## ABOUT THIS EXERCISE
Find the lines below that contain the string "CAFE", count them, and give only the number.

## App and web page records

***

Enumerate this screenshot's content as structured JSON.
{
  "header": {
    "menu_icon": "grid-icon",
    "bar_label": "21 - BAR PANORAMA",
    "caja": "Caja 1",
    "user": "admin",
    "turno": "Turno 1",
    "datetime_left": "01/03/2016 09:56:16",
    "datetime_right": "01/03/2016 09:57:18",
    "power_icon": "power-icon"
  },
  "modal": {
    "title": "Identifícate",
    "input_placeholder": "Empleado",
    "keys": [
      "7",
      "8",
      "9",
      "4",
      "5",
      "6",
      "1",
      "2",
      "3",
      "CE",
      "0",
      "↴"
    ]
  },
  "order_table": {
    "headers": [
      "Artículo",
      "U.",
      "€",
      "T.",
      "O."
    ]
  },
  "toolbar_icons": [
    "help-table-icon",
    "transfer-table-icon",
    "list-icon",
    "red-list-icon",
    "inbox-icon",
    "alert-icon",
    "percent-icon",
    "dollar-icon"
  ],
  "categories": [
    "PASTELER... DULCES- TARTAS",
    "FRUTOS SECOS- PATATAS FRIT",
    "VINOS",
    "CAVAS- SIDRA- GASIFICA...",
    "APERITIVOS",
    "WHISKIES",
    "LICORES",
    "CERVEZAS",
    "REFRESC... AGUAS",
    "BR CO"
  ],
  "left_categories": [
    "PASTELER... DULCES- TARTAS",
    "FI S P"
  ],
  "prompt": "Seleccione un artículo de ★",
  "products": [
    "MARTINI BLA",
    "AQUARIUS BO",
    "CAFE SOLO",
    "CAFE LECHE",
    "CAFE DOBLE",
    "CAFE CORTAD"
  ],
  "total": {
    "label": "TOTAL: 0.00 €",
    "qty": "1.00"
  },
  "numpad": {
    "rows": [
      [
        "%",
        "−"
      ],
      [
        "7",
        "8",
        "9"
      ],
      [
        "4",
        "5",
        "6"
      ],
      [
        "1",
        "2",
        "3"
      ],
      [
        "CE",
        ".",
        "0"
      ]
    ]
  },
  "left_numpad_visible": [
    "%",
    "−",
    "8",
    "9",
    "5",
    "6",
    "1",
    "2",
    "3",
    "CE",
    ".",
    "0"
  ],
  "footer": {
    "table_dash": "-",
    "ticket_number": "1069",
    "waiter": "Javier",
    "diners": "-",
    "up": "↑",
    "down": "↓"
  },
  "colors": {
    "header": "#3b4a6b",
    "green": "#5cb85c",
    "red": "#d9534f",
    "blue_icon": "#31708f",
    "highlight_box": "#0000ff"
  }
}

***

## PROBLEM SOLUTION
4